|Upconversion||Nanoscale optical tomography|
January 29: Congratulations to David on his paper, “Broadband and wide-angle nonreciprocity with a non-Hermitian metamaterial,” published in Physical Review B! Article
January 8: Congratulations to Diane and Michelle on their paper, “Chemically Responsive Elastomers Exhibiting Unity-Order Refractive Index Modulation,” now published in Advanced Materials! Article
January 6: Chris is awarded a Kodak Research Fellowship. Congratulations Chris!
December 25: Congratulations to our alum, Dr. Tarun Narayan on his wedding!
December 19: Congratulations to Randy on his latest paper, “Nanomaterials for in vivo Imaging of Mechanical Forces and Electrical Fields,” now published in Nature Review Materials! Article
December 1: Jen presents at the Frontiers of Electroceramics workshop at MIT. Thank you Harry Tuller for the invitation!

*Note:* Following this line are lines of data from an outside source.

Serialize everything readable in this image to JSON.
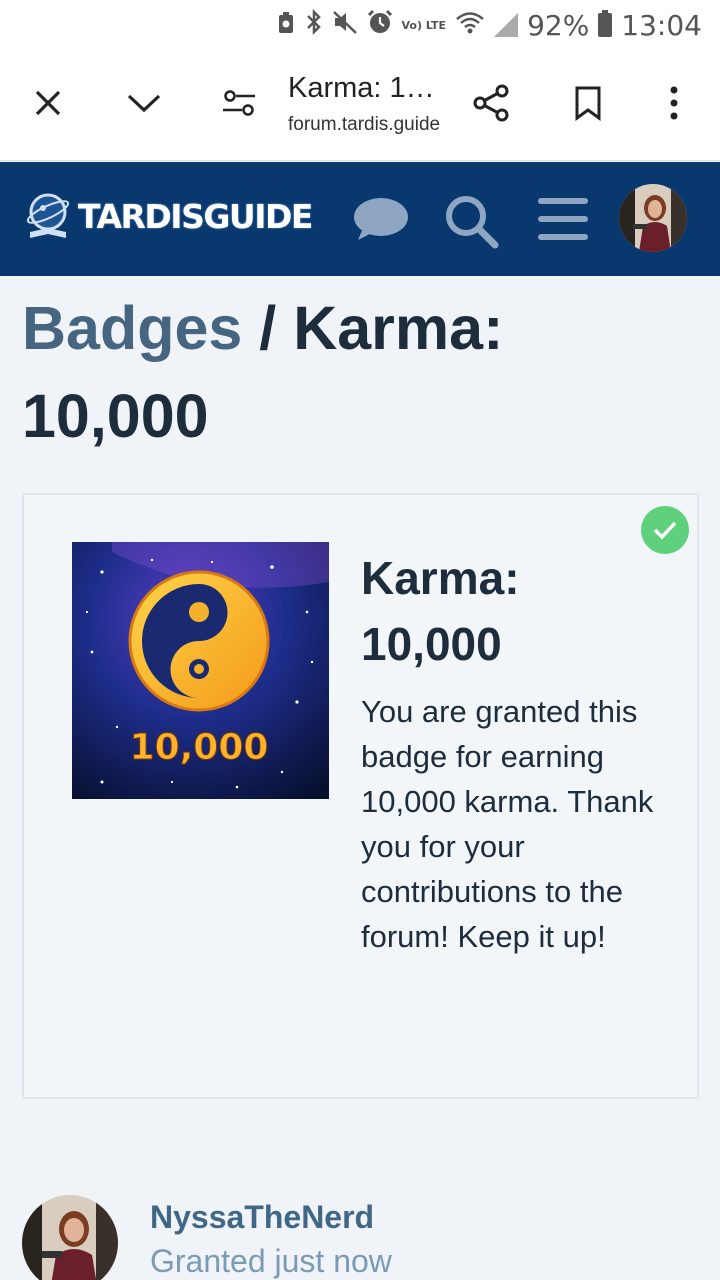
{
  "status_bar": {
    "battery": "92%",
    "time": "13:04",
    "volte_label": "Vo) LTE",
    "icons": [
      "saver-icon",
      "bluetooth-icon",
      "mute-icon",
      "alarm-icon",
      "volte-icon",
      "wifi-icon",
      "signal-icon",
      "battery-icon"
    ]
  },
  "browser": {
    "tab_title": "Karma: 1…",
    "url": "forum.tardis.guide",
    "buttons": [
      "close-icon",
      "chevron-down-icon",
      "site-settings-icon",
      "share-icon",
      "bookmark-icon",
      "more-icon"
    ]
  },
  "site": {
    "logo_text": "TARDISGUIDE",
    "header_color": "#08386e",
    "icons": [
      "chat-icon",
      "search-icon",
      "hamburger-menu-icon",
      "avatar"
    ]
  },
  "page": {
    "breadcrumb_link": "Badges",
    "separator": " / ",
    "title": "Karma: 10,000"
  },
  "badge": {
    "name": "Karma: 10,000",
    "image_label": "10,000",
    "description": "You are granted this badge for earning 10,000 karma. Thank you for your contributions to the forum! Keep it up!",
    "status_color": "#5fd07b"
  },
  "grant": {
    "username": "NyssaTheNerd",
    "granted_text": "Granted just now"
  }
}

November 26: David, Alice, Katherine and Jen attend the Materials Research Society Fall Meeting in Boston!
November 20: Jen gives an invited talk at the School of Engineering retreat. Thank you Dean Widom for the invitation!
November 8: Jen is named one of the 2017 Moore Inventor Fellows! The press release is here.
November 7: Stefan, Randy, Alice and Jen attend the SHIFT 2017 Conference in Tenerife, Spain. Congratulations to Alice on winning the best oral presentation award in the bio session!
I. Metamaterials for Broadband Nonreciprocity:
David and co-authors have designed a metamaterial capable of acting as a diode over a broad spectral and angular range. Utilizing the extreme bandstructure tunability in Parity-Time symmetric plasmonic metamaterials, we show nonreciprocal transmission over a 50 nm and 60 degree range in the visible. These findings lay the groundwork for multiplexed optical diodes, nonreciprocal flat lenses with negative indices, and unidirectional invisibility cloaking. The work is now published in Physical Review B!
II. Nanomaterials for in vivo Imaging of Mechanical Forces and Electrical Fields:
Mechanical forces and electrical fields are crucial for cellular signaling and can be both inducers and indicators of disease. Randy and co-authors wrote a review highlighting recent advances in nanoscale, in vivo, optical probes, discussing spatial and temporal resolution, stability and stimuli sensitivity in bioimaging. The review is now published in Nature Reviews Materials!
III. Hot carriers enable new upconversion scheme:
Guru and co-authors have demonstrated a new upconversion scheme that combines plasmonic nanoparticles with semiconducting quantum wells. By overcomimg the small absorption cross sections and narrow linewidths of traditional upconverters, this scheme could improve upconversion efficiencies toward 50%. Using a system of Au/Ag disks on GaN/InGaN, light is upconverted from 500 to 440 nm as hot electrons and holes are injected into the quantum well. The system shows a size- and wavelength- dependence corresponding to the metal plasmon resonance and a linear power dependence. This work is now published online in Nano Letters!